“It is a risky decision for portfolio allocation and all value could be lost (which is why only the reputable coins).” One must be prepared to lose all so there was little emotion felt (not unaffordable?) during the melt-up when he bought Bitcoin at $50k only to watch it fall to $35k because of the HODL strategy. He intends to keep investing (and doesn’t know that bookie markets are projecting a drop to $10k for Bitcoin and DCG’s CEO just came out to say that 99 per cent of cryptos are overpriced).

The increasing number of institutional investors vested with banks warming up to the idea sends the message that the market has grown too big to fail, is comforting along with the fact that third world countries like El Salvador (which has thrust into the crosshairs of the World Bank) are adopting Bitcoin as legal tender. The utility for Bitcoin is enormous in Africa and much of LATAM given the instability of their national currencies and payment systems.

What are your thoughts on the moral hazards of meme stocks and the likes of Robinhood allowing fractions of stocks to be traded by children?

“As a believer of liberal systems, stock markets should be opened 24 hours and there is no moral hazard in allowing fractions of stocks to be traded with proper caveat emptors in place, accompanied by financial education or perhaps some form of financial accreditation that is required. Financial literacy should be included in school curriculums, and maybe this meme stock movement could be better contained for the risks that many vulnerable retail traders face.”

“The need to be right is the sign of a vulgar mind.” — Albert Camus

Our reaction was a big WOW.

Have we been such narrow-minded purists on our parts to fancy ourselves as financial professionals to miss out on an alternative asset class because we decide to condemn its failure ten years ago? Just how good is fiat money anyway with the runaway inflation in asset prices all around the world as central banks continue to pump liquidity into our imploding systems?

We happen to know that authorities are worried about stablecoins just as Titan stablecoin (like Tether which is pegged to the US dollar) collapsed from $60 to zero in 24 hours. What’s more, Uranus soared 50 per cent after another Elon Musk tweet, 95 per cent of Bitcoin trading is a hoax, the pump and dumps in cryptocurrency markets, the Defi100 exit scam and we are following the Binance scandal as central banks around the world plan to launch digital coins.

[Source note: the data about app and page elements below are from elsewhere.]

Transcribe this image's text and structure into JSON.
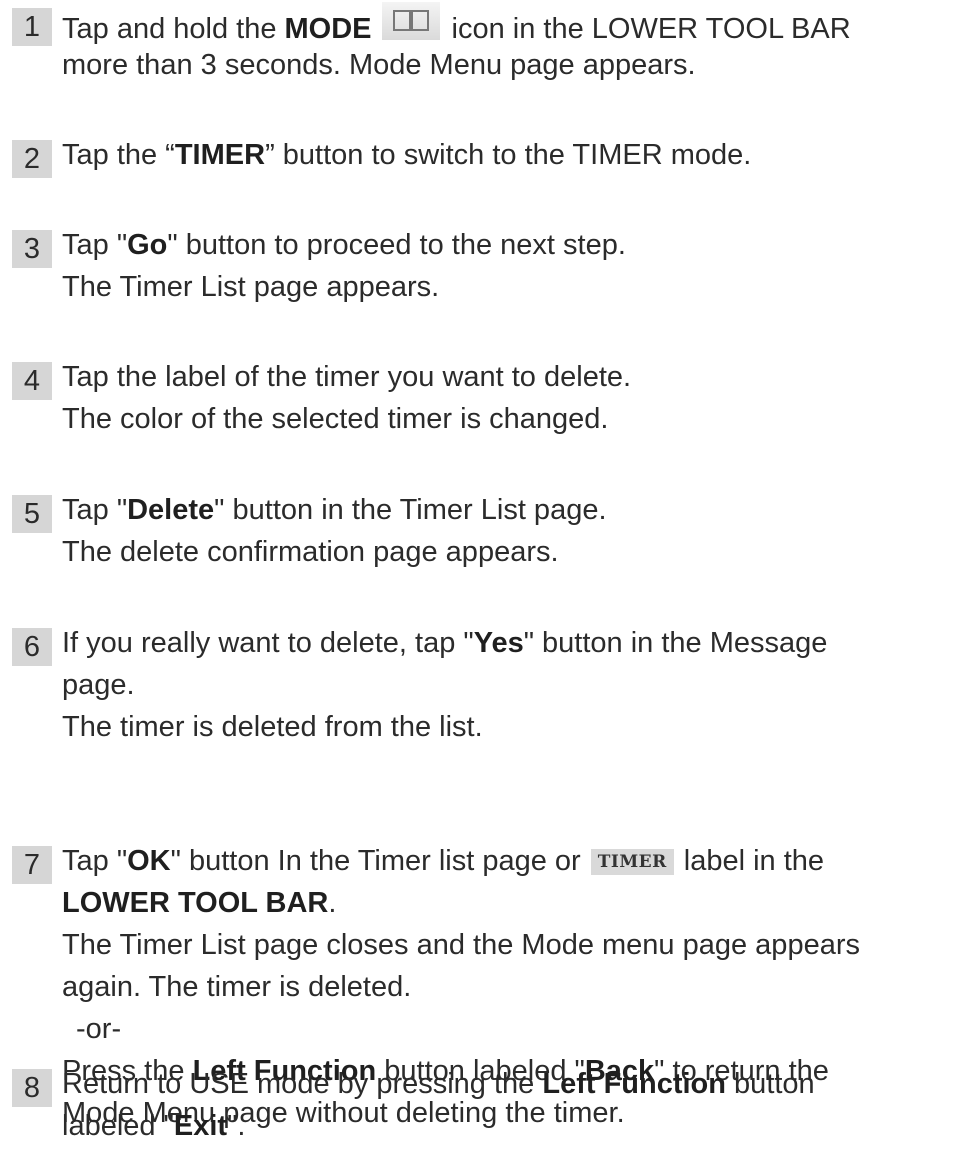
{
  "steps": [
    {
      "number": "1",
      "lines": [
        [
          "Tap and hold the ",
          {
            "b": "MODE"
          },
          {
            "icon": "mode-book-icon"
          },
          "icon in the LOWER TOOL BAR"
        ],
        [
          "more than 3 seconds. Mode Menu page appears."
        ]
      ]
    },
    {
      "number": "2",
      "lines": [
        [
          "Tap the “",
          {
            "b": "TIMER"
          },
          "” button to switch to the TIMER mode."
        ]
      ]
    },
    {
      "number": "3",
      "lines": [
        [
          "Tap \"",
          {
            "b": "Go"
          },
          "\" button to proceed to the next step."
        ],
        [
          "The Timer List page appears."
        ]
      ]
    },
    {
      "number": "4",
      "lines": [
        [
          "Tap the label of the timer you want to delete."
        ],
        [
          "The color of the selected timer is changed."
        ]
      ]
    },
    {
      "number": "5",
      "lines": [
        [
          "Tap \"",
          {
            "b": "Delete"
          },
          "\" button in the Timer List page."
        ],
        [
          "The delete confirmation page appears."
        ]
      ]
    },
    {
      "number": "6",
      "lines": [
        [
          "If you really want to delete, tap \"",
          {
            "b": "Yes"
          },
          "\" button in the Message"
        ],
        [
          "page."
        ],
        [
          "The timer is deleted from the list."
        ]
      ]
    },
    {
      "number": "7",
      "lines": [
        [
          "Tap \"",
          {
            "b": "OK"
          },
          "\" button In the Timer list page or ",
          {
            "label": "TIMER"
          },
          "label in the"
        ],
        [
          {
            "b": "LOWER TOOL BAR"
          },
          "."
        ],
        [
          "The Timer List page closes and the Mode menu page appears"
        ],
        [
          "again. The timer is deleted."
        ],
        [
          {
            "or": "-or-"
          }
        ],
        [
          "Press the ",
          {
            "b": "Left Function"
          },
          " button labeled \"",
          {
            "b": "Back"
          },
          "\" to return the"
        ],
        [
          "Mode Menu page without deleting the timer."
        ]
      ]
    },
    {
      "number": "8",
      "lines": [
        [
          "Return to USE mode by pressing the ",
          {
            "b": "Left Function"
          },
          " button"
        ],
        [
          "labeled \"",
          {
            "b": "Exit"
          },
          "\"."
        ]
      ]
    }
  ]
}
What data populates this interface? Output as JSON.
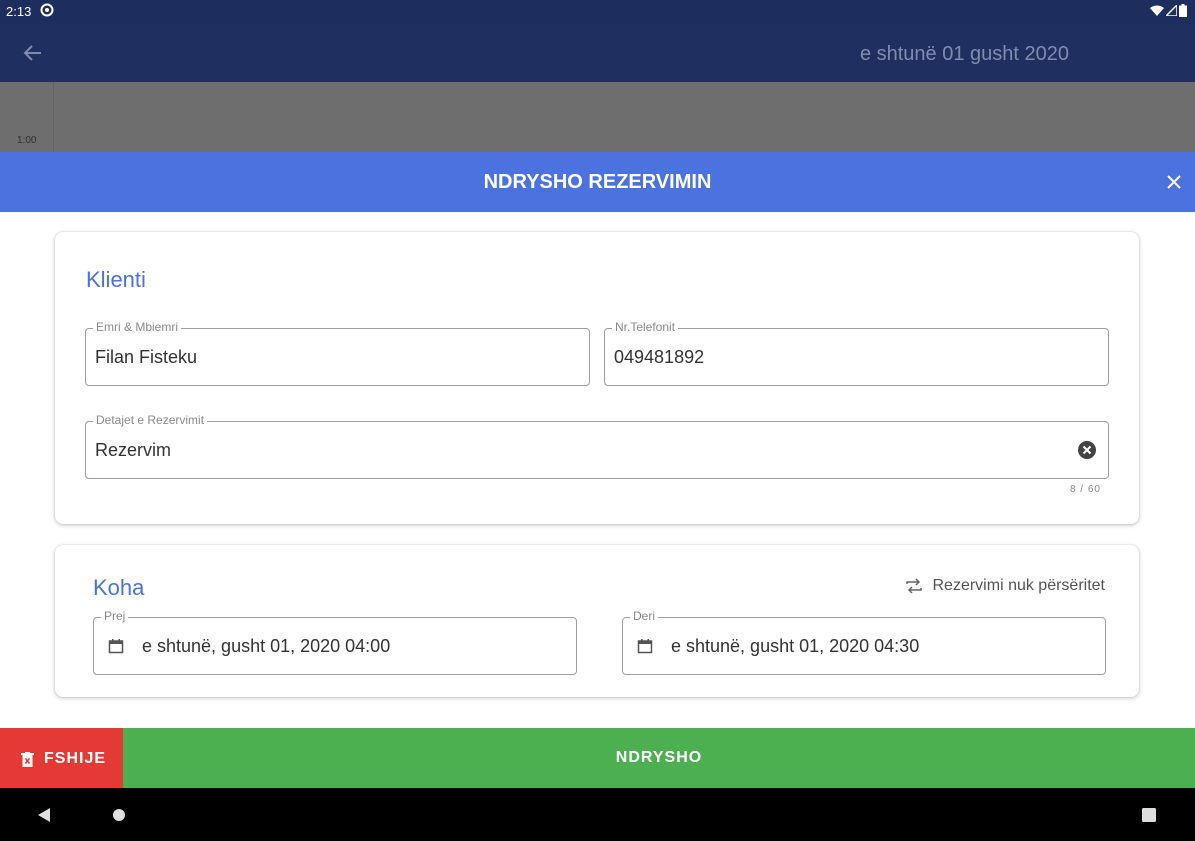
{
  "status_bar": {
    "time": "2:13"
  },
  "app_bar": {
    "date": "e shtunë 01 gusht 2020"
  },
  "calendar": {
    "hour_label": "1:00"
  },
  "dialog": {
    "title": "NDRYSHO REZERVIMIN"
  },
  "client_section": {
    "title": "Klienti",
    "name_field": {
      "label": "Emri & Mbiemri",
      "value": "Filan Fisteku"
    },
    "phone_field": {
      "label": "Nr.Telefonit",
      "value": "049481892"
    },
    "details_field": {
      "label": "Detajet e Rezervimit",
      "value": "Rezervim",
      "counter": "8 / 60"
    }
  },
  "time_section": {
    "title": "Koha",
    "repeat_label": "Rezervimi nuk përsëritet",
    "from_field": {
      "label": "Prej",
      "value": "e shtunë, gusht 01, 2020   04:00"
    },
    "to_field": {
      "label": "Deri",
      "value": "e shtunë, gusht 01, 2020   04:30"
    }
  },
  "actions": {
    "delete_label": "FSHIJE",
    "save_label": "NDRYSHO"
  },
  "colors": {
    "accent": "#4b72df",
    "app_bar": "#1f3060",
    "delete": "#e53935",
    "save": "#4caf50"
  },
  "icons": [
    "status-app-icon",
    "wifi-icon",
    "signal-icon",
    "battery-icon",
    "back-arrow-icon",
    "close-icon",
    "clear-icon",
    "calendar-icon",
    "repeat-icon",
    "trash-icon",
    "nav-back-icon",
    "nav-home-icon",
    "nav-recents-icon"
  ]
}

Source: FT

So much was our prejudice that we have been religiously documenting every single Bitcoin absurdity we can endeavour to collect for the past three years and take every opportunity to lambast something that is gaining mass acceptance, noting that millennial millionaires have at least 25 per cent of their wealth in crypto. For all the occasions we had cheered any signs of regulatory pressures (that are building up rapidly) in China, India and even the Netherlands, we cannot ignore that “at some point, something is just real… if our collective imagination has given them value, now we just think about them having value,” to quote Sam Bankman-Fried, CEO of the FTX crypto exchange in Hong Kong. And that is how liberal systems are supposed to work.

Take a look at our friend, he is no weed smoking, irrational rebel of the system, quite unlike some of the viral videos we had watched on the recent Miami Bitcoin conference with drugged-out-looking folks stripping on stage to reveal Dogecoin outfits. Bitcoin has come full circle indeed and we have missed the forest for the trees, best explained by the cartoon below (that is us in the room).

Yes, no, or maybe?

Maybe for now. But we have taken off the blinders for a start and will be exploring without prejudice henceforth while looking for more perspectives. We will be back soon for more discussion on the wild world of cryptocurrencies.